Saturday, February 3, 2018

"Widowers' Houses" ☼ ☼ ☼

George Bernard Shaw's "Widowers' Houses," which in 1892 was his first published play, explores themes he would develop in his later work: the plight of the working poor, relationships within the upper classes, and the realization that social change is difficult to achieve.

It's an entertaining farce. The cast, for the most part, is excellent. When we first see Meghan Trout as Blanche, she seems to be a typical upper-crust young Englishwoman abroad on holiday, but as the show proceeds her venal nature is pulled out of her. She coaxed the opening night audience into a satisfying hiss with her "I HATE the poor!"

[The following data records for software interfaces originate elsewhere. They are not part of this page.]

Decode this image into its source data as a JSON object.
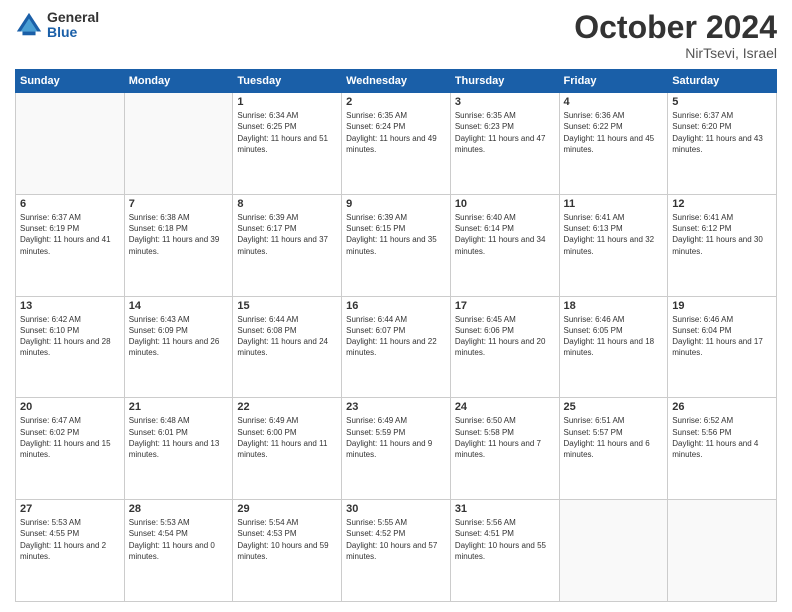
{
  "header": {
    "logo_general": "General",
    "logo_blue": "Blue",
    "month_title": "October 2024",
    "location": "NirTsevi, Israel"
  },
  "days_of_week": [
    "Sunday",
    "Monday",
    "Tuesday",
    "Wednesday",
    "Thursday",
    "Friday",
    "Saturday"
  ],
  "weeks": [
    [
      {
        "day": "",
        "info": ""
      },
      {
        "day": "",
        "info": ""
      },
      {
        "day": "1",
        "info": "Sunrise: 6:34 AM\nSunset: 6:25 PM\nDaylight: 11 hours and 51 minutes."
      },
      {
        "day": "2",
        "info": "Sunrise: 6:35 AM\nSunset: 6:24 PM\nDaylight: 11 hours and 49 minutes."
      },
      {
        "day": "3",
        "info": "Sunrise: 6:35 AM\nSunset: 6:23 PM\nDaylight: 11 hours and 47 minutes."
      },
      {
        "day": "4",
        "info": "Sunrise: 6:36 AM\nSunset: 6:22 PM\nDaylight: 11 hours and 45 minutes."
      },
      {
        "day": "5",
        "info": "Sunrise: 6:37 AM\nSunset: 6:20 PM\nDaylight: 11 hours and 43 minutes."
      }
    ],
    [
      {
        "day": "6",
        "info": "Sunrise: 6:37 AM\nSunset: 6:19 PM\nDaylight: 11 hours and 41 minutes."
      },
      {
        "day": "7",
        "info": "Sunrise: 6:38 AM\nSunset: 6:18 PM\nDaylight: 11 hours and 39 minutes."
      },
      {
        "day": "8",
        "info": "Sunrise: 6:39 AM\nSunset: 6:17 PM\nDaylight: 11 hours and 37 minutes."
      },
      {
        "day": "9",
        "info": "Sunrise: 6:39 AM\nSunset: 6:15 PM\nDaylight: 11 hours and 35 minutes."
      },
      {
        "day": "10",
        "info": "Sunrise: 6:40 AM\nSunset: 6:14 PM\nDaylight: 11 hours and 34 minutes."
      },
      {
        "day": "11",
        "info": "Sunrise: 6:41 AM\nSunset: 6:13 PM\nDaylight: 11 hours and 32 minutes."
      },
      {
        "day": "12",
        "info": "Sunrise: 6:41 AM\nSunset: 6:12 PM\nDaylight: 11 hours and 30 minutes."
      }
    ],
    [
      {
        "day": "13",
        "info": "Sunrise: 6:42 AM\nSunset: 6:10 PM\nDaylight: 11 hours and 28 minutes."
      },
      {
        "day": "14",
        "info": "Sunrise: 6:43 AM\nSunset: 6:09 PM\nDaylight: 11 hours and 26 minutes."
      },
      {
        "day": "15",
        "info": "Sunrise: 6:44 AM\nSunset: 6:08 PM\nDaylight: 11 hours and 24 minutes."
      },
      {
        "day": "16",
        "info": "Sunrise: 6:44 AM\nSunset: 6:07 PM\nDaylight: 11 hours and 22 minutes."
      },
      {
        "day": "17",
        "info": "Sunrise: 6:45 AM\nSunset: 6:06 PM\nDaylight: 11 hours and 20 minutes."
      },
      {
        "day": "18",
        "info": "Sunrise: 6:46 AM\nSunset: 6:05 PM\nDaylight: 11 hours and 18 minutes."
      },
      {
        "day": "19",
        "info": "Sunrise: 6:46 AM\nSunset: 6:04 PM\nDaylight: 11 hours and 17 minutes."
      }
    ],
    [
      {
        "day": "20",
        "info": "Sunrise: 6:47 AM\nSunset: 6:02 PM\nDaylight: 11 hours and 15 minutes."
      },
      {
        "day": "21",
        "info": "Sunrise: 6:48 AM\nSunset: 6:01 PM\nDaylight: 11 hours and 13 minutes."
      },
      {
        "day": "22",
        "info": "Sunrise: 6:49 AM\nSunset: 6:00 PM\nDaylight: 11 hours and 11 minutes."
      },
      {
        "day": "23",
        "info": "Sunrise: 6:49 AM\nSunset: 5:59 PM\nDaylight: 11 hours and 9 minutes."
      },
      {
        "day": "24",
        "info": "Sunrise: 6:50 AM\nSunset: 5:58 PM\nDaylight: 11 hours and 7 minutes."
      },
      {
        "day": "25",
        "info": "Sunrise: 6:51 AM\nSunset: 5:57 PM\nDaylight: 11 hours and 6 minutes."
      },
      {
        "day": "26",
        "info": "Sunrise: 6:52 AM\nSunset: 5:56 PM\nDaylight: 11 hours and 4 minutes."
      }
    ],
    [
      {
        "day": "27",
        "info": "Sunrise: 5:53 AM\nSunset: 4:55 PM\nDaylight: 11 hours and 2 minutes."
      },
      {
        "day": "28",
        "info": "Sunrise: 5:53 AM\nSunset: 4:54 PM\nDaylight: 11 hours and 0 minutes."
      },
      {
        "day": "29",
        "info": "Sunrise: 5:54 AM\nSunset: 4:53 PM\nDaylight: 10 hours and 59 minutes."
      },
      {
        "day": "30",
        "info": "Sunrise: 5:55 AM\nSunset: 4:52 PM\nDaylight: 10 hours and 57 minutes."
      },
      {
        "day": "31",
        "info": "Sunrise: 5:56 AM\nSunset: 4:51 PM\nDaylight: 10 hours and 55 minutes."
      },
      {
        "day": "",
        "info": ""
      },
      {
        "day": "",
        "info": ""
      }
    ]
  ]
}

Warren David Keith plays her father, Sartorius, a self-made man who knows he will never be accepted into the company of the well-born. He is, however, wealthier than any of them, due to his occupation as a London slumlord. Michael Gene Sullivan and Howard Swain share lickspittle duties, Sullivan as the wannabe upper-crust Cokane and Swain playing the show-stopping Lickcheese. Lickcheese is the common man -- think Eliza Dolittle's father -- except that in this case he turns into the equivalent of the modern techie. He enters in rags but returns in a sealskin coat, having figured out how to use the system to his advantage. This turns all the presumptions of the aristocracy upside down.

Costumes by Callie Floor are wonderful, especially with Lickcheese. "Widowers" is already a three-act play, but we would be happy to watch one more act with no one in it but Lickcheese.

Sarah Mitchell is always, always, always a fabulous comedic player. She can walk funny, talk funny, even have her face squeezed funny.

Our only caveat is although we are huge Dan Hoyle fans, we have trouble with him as leading man Dr. Trench. Hoyle can do wonderful things with his face by not saying a word, but for a man who has done solo shows using twenty characters and voices to match, his poor attempt at aristocratic English makes it hard to even understand, let alone identify with him. He seems like a spoiled teenager. Perhaps this is what GBS intended.

RATINGS ☼ ☼ ☼ 

The San Francisco Theater Blog Awards Division awards "Widowers'' Houses" Three Stars. It is worth seeing. But the show is long and the payoff is tipped far in advance. Director Joy Carlin can do little to keep us from knowing early on where these characters will end up. No surprises here.

"Widowers' Houses"
Aurora Theater
2081 Addison Street, Berkeley
Through Feb. 25

No comments: